**YOUR TASK**
Narrow the data below down to the lines containing "JSON".

-------- RECORD EXTRACTS --------

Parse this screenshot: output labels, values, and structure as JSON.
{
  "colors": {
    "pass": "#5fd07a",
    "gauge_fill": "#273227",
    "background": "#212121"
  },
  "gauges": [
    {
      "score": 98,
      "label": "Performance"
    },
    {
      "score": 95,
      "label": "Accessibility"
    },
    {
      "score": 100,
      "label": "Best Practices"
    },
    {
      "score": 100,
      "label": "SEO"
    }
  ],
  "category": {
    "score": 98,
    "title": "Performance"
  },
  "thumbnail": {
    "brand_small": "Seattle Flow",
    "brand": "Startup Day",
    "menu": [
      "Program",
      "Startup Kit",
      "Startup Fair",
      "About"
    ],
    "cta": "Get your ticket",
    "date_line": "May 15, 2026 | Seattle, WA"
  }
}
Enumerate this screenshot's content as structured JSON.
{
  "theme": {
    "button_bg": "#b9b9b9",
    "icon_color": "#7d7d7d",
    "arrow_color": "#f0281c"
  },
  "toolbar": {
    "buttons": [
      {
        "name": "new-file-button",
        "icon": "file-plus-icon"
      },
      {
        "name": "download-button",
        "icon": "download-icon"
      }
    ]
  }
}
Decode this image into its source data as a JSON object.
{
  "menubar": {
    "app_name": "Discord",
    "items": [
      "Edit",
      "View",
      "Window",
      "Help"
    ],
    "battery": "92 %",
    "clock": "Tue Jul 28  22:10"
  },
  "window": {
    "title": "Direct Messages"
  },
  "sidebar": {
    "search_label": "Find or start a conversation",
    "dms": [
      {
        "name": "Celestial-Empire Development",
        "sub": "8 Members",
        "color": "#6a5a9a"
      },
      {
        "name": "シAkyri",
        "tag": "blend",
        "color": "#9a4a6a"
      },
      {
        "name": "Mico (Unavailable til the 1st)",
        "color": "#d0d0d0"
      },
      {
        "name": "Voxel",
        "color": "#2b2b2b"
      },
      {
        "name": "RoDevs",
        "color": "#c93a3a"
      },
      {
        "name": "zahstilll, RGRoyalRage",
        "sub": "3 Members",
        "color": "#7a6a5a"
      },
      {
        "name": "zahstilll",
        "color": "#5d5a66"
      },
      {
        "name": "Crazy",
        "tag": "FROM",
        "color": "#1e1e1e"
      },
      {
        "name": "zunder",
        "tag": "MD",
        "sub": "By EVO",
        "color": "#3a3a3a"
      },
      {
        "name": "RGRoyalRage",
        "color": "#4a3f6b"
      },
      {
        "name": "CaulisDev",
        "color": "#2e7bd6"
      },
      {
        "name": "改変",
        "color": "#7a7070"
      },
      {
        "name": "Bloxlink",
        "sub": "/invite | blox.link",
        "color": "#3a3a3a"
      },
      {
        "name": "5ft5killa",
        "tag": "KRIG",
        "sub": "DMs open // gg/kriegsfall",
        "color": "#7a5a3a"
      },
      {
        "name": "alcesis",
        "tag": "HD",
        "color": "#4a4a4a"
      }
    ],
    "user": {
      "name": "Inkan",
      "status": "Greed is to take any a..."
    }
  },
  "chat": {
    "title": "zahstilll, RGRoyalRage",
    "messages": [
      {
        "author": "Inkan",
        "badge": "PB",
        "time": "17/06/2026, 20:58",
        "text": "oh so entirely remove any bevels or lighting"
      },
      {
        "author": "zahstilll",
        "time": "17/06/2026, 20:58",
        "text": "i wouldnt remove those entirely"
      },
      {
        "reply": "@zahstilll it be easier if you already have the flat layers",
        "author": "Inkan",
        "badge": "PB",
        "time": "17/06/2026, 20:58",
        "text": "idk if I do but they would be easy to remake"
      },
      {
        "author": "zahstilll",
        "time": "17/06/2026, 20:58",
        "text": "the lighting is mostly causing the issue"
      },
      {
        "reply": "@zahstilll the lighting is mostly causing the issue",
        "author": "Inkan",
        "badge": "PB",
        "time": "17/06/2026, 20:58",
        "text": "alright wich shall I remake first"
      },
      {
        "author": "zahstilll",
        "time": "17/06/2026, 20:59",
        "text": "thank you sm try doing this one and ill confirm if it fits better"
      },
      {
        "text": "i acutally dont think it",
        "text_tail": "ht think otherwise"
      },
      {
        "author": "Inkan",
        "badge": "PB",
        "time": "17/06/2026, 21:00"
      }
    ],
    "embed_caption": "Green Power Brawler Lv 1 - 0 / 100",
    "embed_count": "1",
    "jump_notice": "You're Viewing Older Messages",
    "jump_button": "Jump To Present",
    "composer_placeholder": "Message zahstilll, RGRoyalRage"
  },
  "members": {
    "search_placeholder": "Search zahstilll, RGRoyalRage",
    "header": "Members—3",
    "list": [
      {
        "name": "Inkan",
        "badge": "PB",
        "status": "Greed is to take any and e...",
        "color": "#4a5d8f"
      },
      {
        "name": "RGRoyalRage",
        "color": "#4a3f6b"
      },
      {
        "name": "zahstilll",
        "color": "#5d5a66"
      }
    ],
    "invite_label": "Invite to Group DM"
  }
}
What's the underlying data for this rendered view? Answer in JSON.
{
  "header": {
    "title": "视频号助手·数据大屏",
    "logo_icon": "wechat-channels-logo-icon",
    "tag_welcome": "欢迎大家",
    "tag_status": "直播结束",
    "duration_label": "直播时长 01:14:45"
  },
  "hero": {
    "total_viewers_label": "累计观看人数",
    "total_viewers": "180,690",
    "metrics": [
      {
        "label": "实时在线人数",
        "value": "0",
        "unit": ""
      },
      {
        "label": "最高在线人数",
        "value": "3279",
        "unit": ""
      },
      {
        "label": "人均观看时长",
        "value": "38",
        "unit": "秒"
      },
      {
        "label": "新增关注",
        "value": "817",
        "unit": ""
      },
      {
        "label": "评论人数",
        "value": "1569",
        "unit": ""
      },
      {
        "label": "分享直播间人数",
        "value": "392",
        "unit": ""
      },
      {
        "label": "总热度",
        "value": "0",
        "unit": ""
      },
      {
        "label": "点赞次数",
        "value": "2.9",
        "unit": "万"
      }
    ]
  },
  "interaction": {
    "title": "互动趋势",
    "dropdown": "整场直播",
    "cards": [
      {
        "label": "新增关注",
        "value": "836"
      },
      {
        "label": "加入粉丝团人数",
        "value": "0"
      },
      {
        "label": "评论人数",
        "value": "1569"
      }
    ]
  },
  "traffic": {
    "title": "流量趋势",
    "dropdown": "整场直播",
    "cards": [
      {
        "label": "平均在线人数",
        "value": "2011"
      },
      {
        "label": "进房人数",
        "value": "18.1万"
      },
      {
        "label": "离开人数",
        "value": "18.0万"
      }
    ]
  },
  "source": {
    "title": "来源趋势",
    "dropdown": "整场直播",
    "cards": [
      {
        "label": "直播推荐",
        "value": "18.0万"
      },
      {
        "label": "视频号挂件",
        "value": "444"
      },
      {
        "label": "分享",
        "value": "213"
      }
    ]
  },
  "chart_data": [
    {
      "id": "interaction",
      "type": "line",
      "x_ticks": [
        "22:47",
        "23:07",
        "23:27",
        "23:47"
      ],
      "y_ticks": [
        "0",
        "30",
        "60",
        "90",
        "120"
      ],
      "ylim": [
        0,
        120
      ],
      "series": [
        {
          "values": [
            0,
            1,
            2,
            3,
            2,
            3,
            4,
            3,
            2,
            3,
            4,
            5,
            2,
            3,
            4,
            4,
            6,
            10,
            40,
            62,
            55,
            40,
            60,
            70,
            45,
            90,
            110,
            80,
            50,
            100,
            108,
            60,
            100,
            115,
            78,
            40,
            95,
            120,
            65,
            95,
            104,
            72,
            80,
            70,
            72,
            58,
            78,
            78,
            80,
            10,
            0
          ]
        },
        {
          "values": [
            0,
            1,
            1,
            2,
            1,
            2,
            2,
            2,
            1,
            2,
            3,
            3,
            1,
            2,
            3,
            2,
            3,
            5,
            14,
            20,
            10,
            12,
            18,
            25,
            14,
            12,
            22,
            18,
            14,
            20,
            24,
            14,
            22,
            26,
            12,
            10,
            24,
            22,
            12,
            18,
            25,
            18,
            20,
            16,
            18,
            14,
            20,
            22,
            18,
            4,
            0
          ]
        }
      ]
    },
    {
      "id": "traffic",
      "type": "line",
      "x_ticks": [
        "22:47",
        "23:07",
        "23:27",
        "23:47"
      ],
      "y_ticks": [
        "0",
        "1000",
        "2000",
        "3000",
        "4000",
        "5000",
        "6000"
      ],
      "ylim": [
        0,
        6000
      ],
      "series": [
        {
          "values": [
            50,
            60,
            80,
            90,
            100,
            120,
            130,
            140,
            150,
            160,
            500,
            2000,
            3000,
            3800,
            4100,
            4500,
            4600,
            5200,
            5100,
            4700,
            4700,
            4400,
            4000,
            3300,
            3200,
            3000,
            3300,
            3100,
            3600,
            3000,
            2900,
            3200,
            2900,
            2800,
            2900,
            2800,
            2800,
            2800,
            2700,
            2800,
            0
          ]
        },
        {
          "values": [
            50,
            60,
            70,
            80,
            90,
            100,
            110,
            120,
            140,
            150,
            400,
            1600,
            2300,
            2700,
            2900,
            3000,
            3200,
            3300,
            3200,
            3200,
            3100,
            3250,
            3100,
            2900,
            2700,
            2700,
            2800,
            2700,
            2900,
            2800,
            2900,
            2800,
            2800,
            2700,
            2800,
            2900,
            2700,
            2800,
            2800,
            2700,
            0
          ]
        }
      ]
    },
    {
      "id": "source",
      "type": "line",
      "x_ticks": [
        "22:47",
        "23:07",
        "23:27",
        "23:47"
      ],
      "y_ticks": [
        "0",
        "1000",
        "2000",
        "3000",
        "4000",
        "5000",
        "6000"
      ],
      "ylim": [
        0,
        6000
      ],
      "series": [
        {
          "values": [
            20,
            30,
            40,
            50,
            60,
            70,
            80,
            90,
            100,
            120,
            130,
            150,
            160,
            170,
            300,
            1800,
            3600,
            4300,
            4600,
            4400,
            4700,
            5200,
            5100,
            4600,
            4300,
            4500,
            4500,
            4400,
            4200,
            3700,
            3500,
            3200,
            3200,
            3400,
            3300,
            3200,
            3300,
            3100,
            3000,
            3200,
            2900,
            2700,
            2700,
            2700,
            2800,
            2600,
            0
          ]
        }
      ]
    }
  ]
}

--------

**YOUR SOLUTION**
Parse this screenshot: output labels, values, and structure as JSON.
Enumerate this screenshot's content as structured JSON.
Decode this image into its source data as a JSON object.
What's the underlying data for this rendered view? Answer in JSON.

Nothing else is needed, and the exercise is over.